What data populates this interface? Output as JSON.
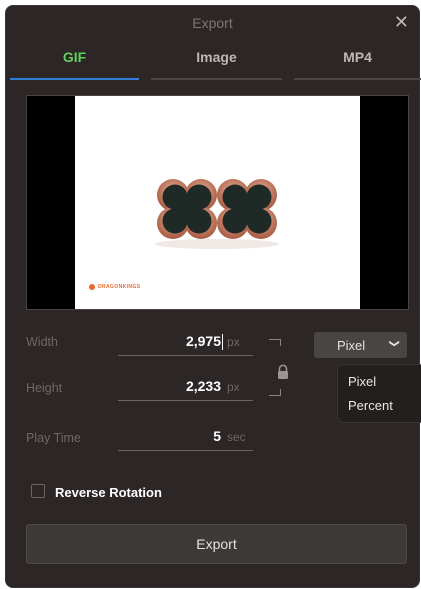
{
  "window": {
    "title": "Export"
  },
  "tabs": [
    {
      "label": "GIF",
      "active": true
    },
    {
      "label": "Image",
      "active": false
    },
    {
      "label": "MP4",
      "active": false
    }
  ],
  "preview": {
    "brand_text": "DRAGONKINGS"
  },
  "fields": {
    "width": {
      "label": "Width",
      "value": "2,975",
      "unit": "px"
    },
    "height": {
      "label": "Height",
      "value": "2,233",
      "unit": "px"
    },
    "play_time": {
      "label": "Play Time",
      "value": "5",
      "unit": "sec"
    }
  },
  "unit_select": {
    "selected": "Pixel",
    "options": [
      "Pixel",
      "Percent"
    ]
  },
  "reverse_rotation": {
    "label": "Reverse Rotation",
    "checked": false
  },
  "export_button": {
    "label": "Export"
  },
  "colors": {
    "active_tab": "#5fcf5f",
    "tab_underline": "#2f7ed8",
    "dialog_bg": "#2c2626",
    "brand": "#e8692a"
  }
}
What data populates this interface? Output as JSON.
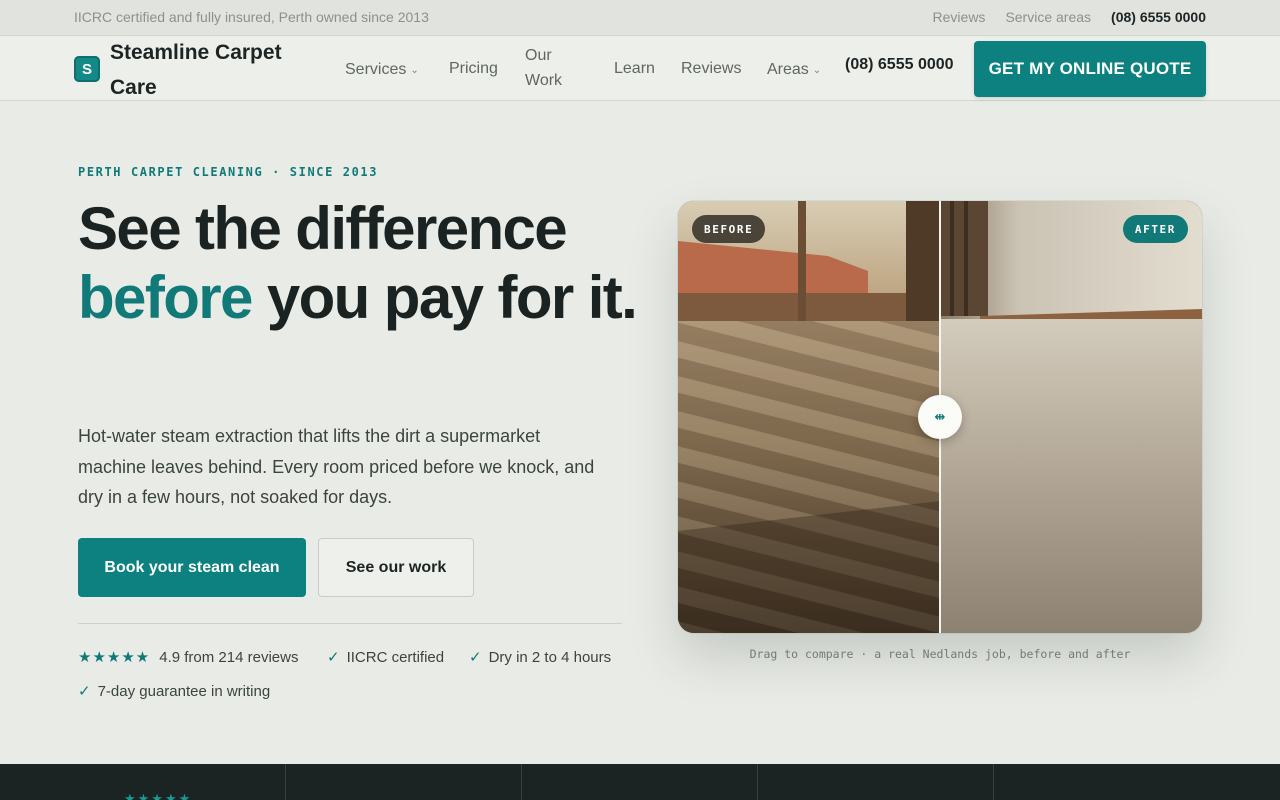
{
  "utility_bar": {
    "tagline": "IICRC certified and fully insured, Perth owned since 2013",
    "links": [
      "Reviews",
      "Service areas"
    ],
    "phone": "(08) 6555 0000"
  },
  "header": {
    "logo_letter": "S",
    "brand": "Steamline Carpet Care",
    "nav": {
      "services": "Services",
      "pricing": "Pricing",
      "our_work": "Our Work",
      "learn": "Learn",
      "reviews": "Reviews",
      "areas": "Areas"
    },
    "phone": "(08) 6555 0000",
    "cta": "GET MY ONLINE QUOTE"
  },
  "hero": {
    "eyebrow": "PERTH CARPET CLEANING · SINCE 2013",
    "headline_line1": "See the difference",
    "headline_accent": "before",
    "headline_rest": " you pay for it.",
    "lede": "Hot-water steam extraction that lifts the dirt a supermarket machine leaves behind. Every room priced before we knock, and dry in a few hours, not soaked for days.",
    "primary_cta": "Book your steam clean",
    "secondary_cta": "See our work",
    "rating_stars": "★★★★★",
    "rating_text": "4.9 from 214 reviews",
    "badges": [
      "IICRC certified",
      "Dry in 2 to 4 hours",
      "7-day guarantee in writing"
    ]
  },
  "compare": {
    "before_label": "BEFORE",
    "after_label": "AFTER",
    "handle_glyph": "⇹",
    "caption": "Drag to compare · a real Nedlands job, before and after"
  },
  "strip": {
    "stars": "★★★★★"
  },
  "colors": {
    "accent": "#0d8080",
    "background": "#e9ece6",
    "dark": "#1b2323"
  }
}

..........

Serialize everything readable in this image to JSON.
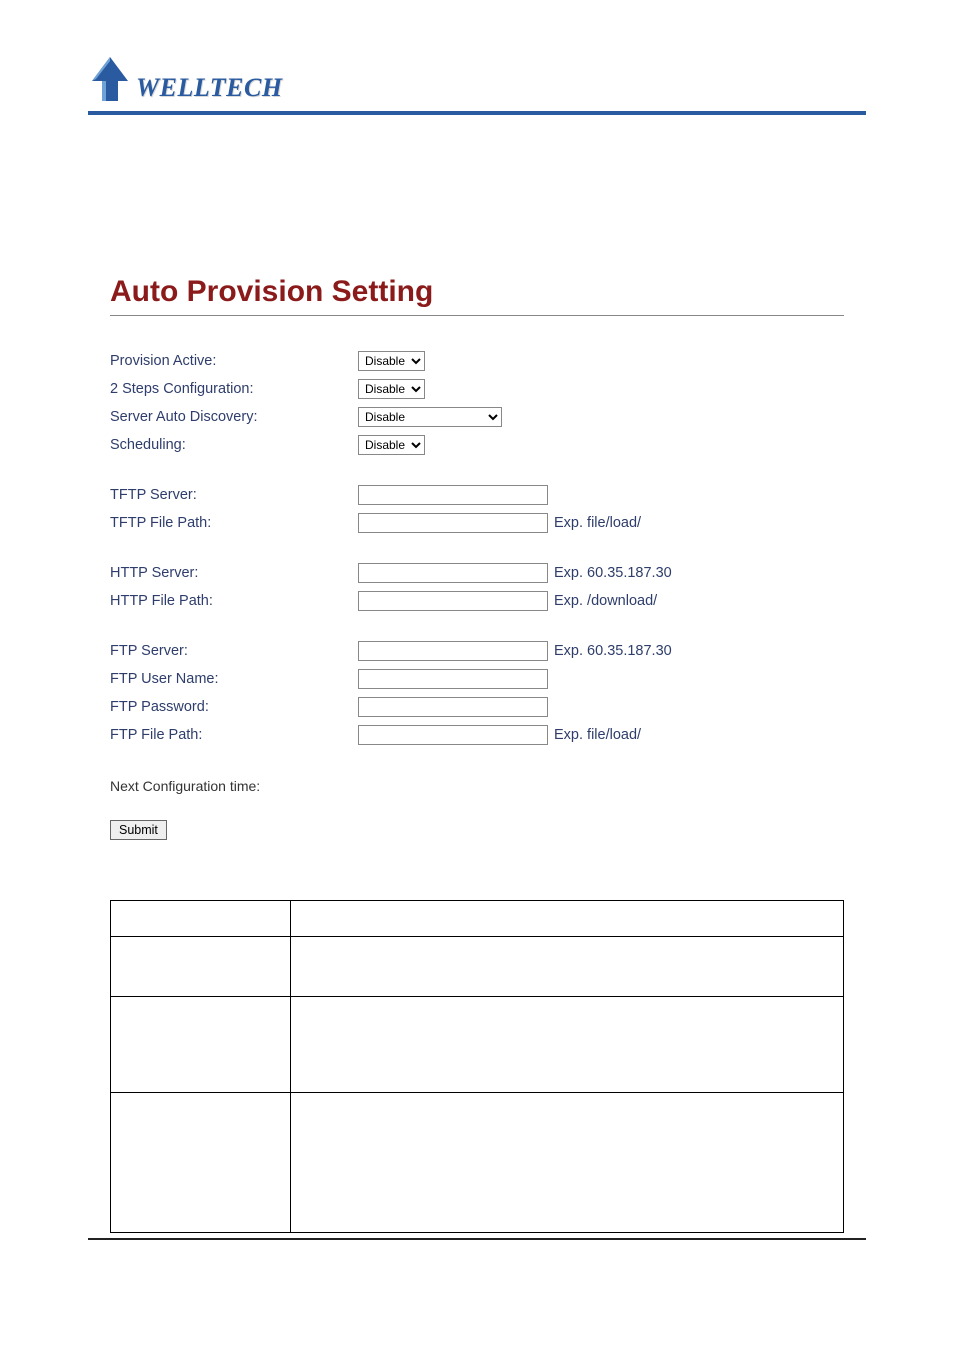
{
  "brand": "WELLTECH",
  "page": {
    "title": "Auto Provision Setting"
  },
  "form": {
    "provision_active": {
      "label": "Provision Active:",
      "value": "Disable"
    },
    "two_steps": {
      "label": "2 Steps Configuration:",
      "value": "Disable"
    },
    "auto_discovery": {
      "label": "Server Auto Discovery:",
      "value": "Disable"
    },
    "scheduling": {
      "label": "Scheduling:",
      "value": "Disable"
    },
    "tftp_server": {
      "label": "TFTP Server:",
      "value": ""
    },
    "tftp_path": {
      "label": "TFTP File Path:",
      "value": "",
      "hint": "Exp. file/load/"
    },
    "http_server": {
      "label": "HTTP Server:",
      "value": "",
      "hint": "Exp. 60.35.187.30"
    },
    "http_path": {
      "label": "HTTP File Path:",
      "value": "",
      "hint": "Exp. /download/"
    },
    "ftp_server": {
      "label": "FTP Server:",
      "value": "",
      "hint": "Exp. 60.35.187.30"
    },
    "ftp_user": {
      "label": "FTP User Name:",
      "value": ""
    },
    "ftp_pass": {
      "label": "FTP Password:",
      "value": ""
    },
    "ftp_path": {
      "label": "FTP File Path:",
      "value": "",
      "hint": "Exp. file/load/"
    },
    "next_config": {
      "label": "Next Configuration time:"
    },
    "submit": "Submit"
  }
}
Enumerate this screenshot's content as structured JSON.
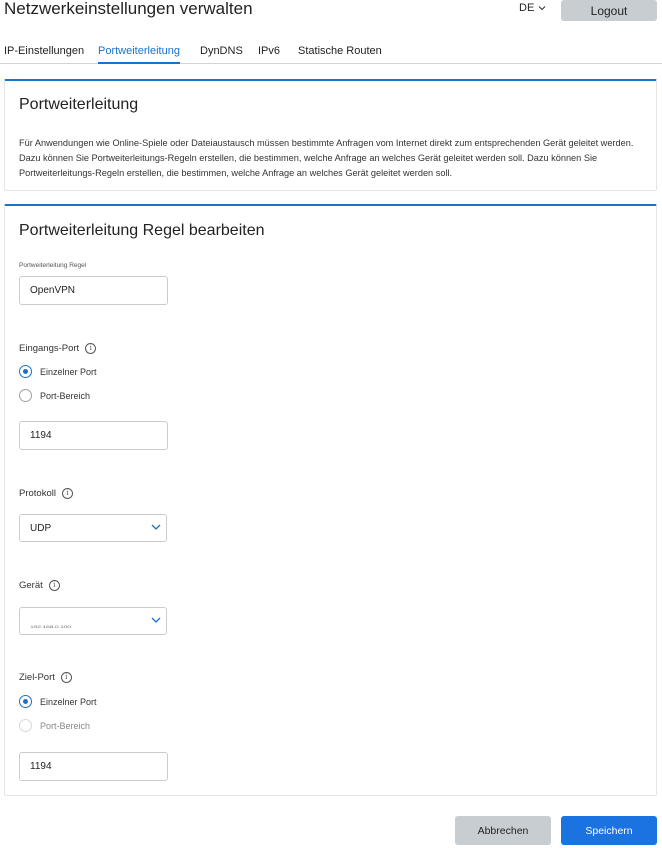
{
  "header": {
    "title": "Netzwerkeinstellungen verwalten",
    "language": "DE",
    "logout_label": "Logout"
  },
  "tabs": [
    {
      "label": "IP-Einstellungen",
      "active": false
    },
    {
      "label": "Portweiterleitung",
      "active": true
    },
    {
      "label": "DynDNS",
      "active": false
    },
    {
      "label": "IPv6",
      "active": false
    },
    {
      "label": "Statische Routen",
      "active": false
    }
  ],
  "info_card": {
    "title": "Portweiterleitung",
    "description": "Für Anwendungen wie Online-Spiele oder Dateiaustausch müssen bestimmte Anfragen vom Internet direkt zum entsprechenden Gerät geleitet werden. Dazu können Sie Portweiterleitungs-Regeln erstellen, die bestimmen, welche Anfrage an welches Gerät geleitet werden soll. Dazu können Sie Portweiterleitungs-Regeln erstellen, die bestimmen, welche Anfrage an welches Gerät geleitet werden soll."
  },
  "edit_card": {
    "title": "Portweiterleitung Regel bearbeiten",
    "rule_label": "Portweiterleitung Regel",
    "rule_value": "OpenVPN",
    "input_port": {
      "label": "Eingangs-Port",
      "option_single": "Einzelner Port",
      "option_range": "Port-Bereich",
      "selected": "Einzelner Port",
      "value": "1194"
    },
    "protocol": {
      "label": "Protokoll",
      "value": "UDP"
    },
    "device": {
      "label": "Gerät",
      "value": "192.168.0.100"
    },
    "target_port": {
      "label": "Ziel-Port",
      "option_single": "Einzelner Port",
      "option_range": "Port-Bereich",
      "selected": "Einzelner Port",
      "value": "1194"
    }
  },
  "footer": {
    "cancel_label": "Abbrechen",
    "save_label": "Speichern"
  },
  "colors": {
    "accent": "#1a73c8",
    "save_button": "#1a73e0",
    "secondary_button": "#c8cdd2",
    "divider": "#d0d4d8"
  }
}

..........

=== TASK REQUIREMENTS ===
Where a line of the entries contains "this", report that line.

=== RESPONSE TO THE EXERCISE ===
What data populates this interface? Output as JSON.
What data populates this interface? Output as JSON.
Serialize everything readable in this image to JSON.
Enumerate this screenshot's content as structured JSON.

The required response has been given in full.